Text and photos: Estela Zatania
Saturday, June 25th, 2016. 10:30pm. Colegio Salesiano, Utrera
Tribute to Paco de Lucía
Voice: José Mercé, José Valencia, Manuel Amaya. Guitar: Antonio Higuero, Juan Requena, Romerito, Raúl García. Dance: Farruquito with Antonio Villar, Pepe de Pura (voice), José Galván (guitar). Pepa Montes with Ricardo Miño (guitar), Vicente Gelo, Mari Peña (voice), Manuel Bellido, José Luis Vidal El Lebri (dance).
60th Potaje Gitano de Utrera…and for many years to come
Yet another year the Hermandad de los Gitanos de Utrera has managed to gather sufficient will-power, resources and energy to put together another edition of the oldest of all flamenco festivals.
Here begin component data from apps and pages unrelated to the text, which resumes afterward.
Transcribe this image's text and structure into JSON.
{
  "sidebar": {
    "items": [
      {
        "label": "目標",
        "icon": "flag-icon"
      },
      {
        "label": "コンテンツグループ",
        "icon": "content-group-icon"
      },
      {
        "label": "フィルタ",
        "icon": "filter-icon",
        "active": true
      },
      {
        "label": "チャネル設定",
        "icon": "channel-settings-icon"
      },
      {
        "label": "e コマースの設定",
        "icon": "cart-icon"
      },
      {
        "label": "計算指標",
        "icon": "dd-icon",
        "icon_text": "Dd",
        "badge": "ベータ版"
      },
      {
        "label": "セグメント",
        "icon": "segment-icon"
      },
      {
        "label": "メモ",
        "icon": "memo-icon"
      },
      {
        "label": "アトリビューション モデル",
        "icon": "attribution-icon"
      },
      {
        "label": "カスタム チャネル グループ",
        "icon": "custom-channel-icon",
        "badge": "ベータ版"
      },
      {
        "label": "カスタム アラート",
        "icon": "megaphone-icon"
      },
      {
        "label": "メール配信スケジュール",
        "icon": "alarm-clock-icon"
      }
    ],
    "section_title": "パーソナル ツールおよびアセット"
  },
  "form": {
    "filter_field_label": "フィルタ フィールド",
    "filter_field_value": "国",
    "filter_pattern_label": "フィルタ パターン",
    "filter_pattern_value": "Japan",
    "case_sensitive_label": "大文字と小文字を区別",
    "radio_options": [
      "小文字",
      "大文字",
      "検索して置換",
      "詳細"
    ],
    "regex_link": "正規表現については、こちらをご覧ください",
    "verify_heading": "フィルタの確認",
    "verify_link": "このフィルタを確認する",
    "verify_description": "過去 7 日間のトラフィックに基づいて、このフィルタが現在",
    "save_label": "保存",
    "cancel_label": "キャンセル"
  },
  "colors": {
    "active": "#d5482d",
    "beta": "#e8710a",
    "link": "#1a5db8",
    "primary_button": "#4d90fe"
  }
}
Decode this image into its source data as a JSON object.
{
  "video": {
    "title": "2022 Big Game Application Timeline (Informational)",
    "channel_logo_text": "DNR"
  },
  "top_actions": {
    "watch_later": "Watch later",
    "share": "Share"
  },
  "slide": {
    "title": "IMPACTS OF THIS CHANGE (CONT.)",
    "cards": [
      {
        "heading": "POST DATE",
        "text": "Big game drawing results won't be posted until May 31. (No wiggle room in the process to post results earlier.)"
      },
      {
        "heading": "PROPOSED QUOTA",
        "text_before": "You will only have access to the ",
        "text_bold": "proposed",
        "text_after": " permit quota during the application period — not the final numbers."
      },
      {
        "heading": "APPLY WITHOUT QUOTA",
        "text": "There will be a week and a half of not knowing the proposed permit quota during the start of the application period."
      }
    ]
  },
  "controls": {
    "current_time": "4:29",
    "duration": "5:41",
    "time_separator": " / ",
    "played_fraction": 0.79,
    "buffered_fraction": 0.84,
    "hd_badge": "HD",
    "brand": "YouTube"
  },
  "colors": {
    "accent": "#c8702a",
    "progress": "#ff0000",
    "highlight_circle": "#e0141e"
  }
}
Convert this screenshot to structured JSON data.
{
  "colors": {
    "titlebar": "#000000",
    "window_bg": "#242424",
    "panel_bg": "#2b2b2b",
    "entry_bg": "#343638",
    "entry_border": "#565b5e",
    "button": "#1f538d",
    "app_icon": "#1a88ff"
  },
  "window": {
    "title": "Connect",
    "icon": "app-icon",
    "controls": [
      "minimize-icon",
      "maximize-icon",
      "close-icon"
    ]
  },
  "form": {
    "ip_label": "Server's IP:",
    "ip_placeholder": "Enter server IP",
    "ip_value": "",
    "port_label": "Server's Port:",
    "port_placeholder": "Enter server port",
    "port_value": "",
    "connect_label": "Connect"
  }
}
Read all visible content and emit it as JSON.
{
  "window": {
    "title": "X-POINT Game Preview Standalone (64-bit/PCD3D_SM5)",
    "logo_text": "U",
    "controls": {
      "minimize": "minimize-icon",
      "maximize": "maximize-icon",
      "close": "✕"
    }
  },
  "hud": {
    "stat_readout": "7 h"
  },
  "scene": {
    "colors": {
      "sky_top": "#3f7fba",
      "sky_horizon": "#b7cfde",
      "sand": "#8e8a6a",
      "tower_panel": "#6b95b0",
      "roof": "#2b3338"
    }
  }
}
And since human beings love round numbers, this edition was especially significant for being the sixtieth anniversary, an admirable continuity, especially given the current state of the economy.
Sometimes a good line-up of artists can wind up disappointingly. Last night however, in the patio of the Colegio Salesiano, each of the performers seemed to be trying extra hard. Perhaps it was due to the fact that the event was a tribute to Paco de Lucía, whose unexpected death in 2014 continues to be deeply felt among flamenco fans. People who knew Paco intimately, made short declarations. Guitarist José Antonio Rodríguez, singer Rafael de Utrera and Paco's son, Curro Sánchez among others, but it was the presence of Pepe de Lucía, Paco's brother, that seemed to embody the sadness, pride and love that brings us all together to rally around the maestro's memory.
Veteran dancer Pepa Montes opened the program of performances with some absolutely classic alegrías, and 'romance'-style bulerías, accompanied on guitar by Ricardo Miño, with the singing of Vicente Gelo and Utrera native Mari Peña.
Next up was José Valencia. With his richly shaded powerful voice, he has managed to adapt his delivery and knowledge to solo singing after years of singing for dance. Cantiñas, soleá, siguiriyas and bulerías, a magnificent performance that got nearly the entire audience of 2000 to their feet. Juan Requena on guitar did his part with intelligence and good taste.
José Mercé. Flamenco fans love to criticize him for his pop pseudo-flamenco repertoire. But let me tell you, singers capable of interpreting classic flamenco with his level of commitment, making traditional forms we all know sound fresh, and with impressive communicative power, can be counted with the fingers of one hand. Antonio Higuero on guitar was in fine form, making it all sound of Jerez.
Utrera flamenco is profound, but also festive, with no complexes. After the potaje was served, the sound of bongos cut through the chill night air, immediately situating us in the Bambino feeling, projected through the personality and perspective of Manuel Amaya, who sang songs of Bambino's, in addition to others of his own…a real delight.
The icing on the cake for this historic edition of the festival was provided by Farruquito, who came with a relatively small group. The brilliant dancer continues to reinvent himself, without ever straying from the path blazed by grandfather Farruco. He was accompanied by the multi-talented José Gálvez, one of the best-kept secrets of Jerez, and Romerito on guitar. Singers Antonio Villar and Pepe de Pura, with Ané Carrasco on percussion, backed up the dancer's famous moves and complex combinations, winding up the fiesta finale at five fifteen in the morning, and there was still time for some fresh-fried donuts at the stall before heading home.